The Jewish Student Union, which first formed last year but took a small presence in the community, is designed to bring Jewish students together in a fun yet educational way.
Led by junior presidents Taylor Soroka and Amanda Levin, the Jewish Student Union club partners with the National Conference of Synagogue Youth (NCSY), which is an Orthodox Jewish youth group sponsored by the Orthodox Union. JSU has been around since 2002, but only started in the Greater Washington Area in 2012. This community now has 10 clubs, as part of the over 150 clubs around the United States. “Participation is always free and open to anyone, regardless of their background,” junior president Taylor Soroka said.
Standing strong with 35 members, the club serves to unite the Jewish community at the school. While the club is run by Soroka and Levin, they partner with Rabbi Aryeh Wielgus, Greater Washington JSU coordinator from Atlantic Seaboard NCSY to run the meetings every other week. Wielgus works for NCSY to help run the JSU meetings across the Greater Washington Area. “Aryeh plans every meeting with Taylor and me in advance so we have something entertaining yet educational to offer to members,” Levin said. “We often do activities involving upcoming holidays or events in the Jewish calendar.”
According to Wielgus, JSU is a network of student-run clubs for teens interested in learning about Jewish culture and tradition. While many of the teens attending are Jewish and are interested in learning about their heritage, some of the teens participating are not Jewish but are interested in learning about what Jewish culture is. Therefore, the club tries to run programming that can cater to all students.
After Soroka connected with Wielgus and JSU through a program, the club has expanded drastically and continues to grow every meeting. “Judaism is an important part of my life so I like being part of the club,” sophomore member Aliza Reinstein said. “It is cool to know there are people in the school with the same views as me.”
Wielgus visits multiple schools in the area to conduct JSU meetings through NCSY in hopes to educate Jewish youth. “What I do is to coordinate all the clubs and make sure the teen leaders have the support they need to ensure the cub remains successful,” Wielgus said. “I’ll provide free pizza and the program for a club, be it a fun game, a discussion, or anything else the teens want related to Jewish culture.”

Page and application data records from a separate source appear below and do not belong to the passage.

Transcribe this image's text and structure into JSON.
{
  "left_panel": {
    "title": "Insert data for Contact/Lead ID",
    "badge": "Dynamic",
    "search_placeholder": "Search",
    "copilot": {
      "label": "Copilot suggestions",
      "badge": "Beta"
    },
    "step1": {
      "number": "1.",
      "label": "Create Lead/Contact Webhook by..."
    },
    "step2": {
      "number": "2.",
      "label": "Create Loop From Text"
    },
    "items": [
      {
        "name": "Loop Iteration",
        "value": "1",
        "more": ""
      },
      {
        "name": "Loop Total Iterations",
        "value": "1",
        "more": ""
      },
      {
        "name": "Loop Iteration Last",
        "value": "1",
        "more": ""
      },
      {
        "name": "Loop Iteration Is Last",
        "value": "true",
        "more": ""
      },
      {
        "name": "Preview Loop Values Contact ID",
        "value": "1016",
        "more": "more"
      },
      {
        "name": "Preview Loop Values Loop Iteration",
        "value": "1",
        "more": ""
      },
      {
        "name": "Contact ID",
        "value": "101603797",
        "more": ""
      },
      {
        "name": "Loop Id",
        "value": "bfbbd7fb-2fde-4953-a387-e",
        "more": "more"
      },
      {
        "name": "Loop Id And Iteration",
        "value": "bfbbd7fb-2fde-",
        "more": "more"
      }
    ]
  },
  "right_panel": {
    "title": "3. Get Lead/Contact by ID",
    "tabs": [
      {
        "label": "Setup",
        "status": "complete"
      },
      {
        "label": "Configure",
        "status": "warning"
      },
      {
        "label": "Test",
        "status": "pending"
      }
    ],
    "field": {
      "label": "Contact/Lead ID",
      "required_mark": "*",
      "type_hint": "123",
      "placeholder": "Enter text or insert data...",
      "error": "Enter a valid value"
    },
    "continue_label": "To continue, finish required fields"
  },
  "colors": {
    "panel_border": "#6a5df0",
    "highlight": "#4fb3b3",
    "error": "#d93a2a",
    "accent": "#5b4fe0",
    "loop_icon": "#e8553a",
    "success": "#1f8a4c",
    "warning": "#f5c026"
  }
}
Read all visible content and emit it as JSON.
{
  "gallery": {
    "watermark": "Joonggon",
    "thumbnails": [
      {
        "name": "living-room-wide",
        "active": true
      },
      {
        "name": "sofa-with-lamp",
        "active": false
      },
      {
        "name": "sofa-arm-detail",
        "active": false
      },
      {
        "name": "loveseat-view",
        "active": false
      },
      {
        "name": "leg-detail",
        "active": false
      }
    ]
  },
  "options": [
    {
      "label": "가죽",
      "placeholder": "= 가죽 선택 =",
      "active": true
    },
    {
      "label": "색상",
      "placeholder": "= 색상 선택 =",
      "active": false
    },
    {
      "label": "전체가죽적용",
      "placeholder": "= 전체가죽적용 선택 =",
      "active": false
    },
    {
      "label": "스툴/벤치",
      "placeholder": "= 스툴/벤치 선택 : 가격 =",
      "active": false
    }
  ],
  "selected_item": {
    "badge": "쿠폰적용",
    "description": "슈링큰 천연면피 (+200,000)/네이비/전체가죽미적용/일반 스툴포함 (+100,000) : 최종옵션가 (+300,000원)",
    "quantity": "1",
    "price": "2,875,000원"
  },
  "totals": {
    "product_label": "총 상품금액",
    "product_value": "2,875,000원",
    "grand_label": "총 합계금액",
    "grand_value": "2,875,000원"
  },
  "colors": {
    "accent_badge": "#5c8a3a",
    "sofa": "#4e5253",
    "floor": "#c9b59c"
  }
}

The JSU is on the rise here, educating Jewish youth one free slice of pizza at a time.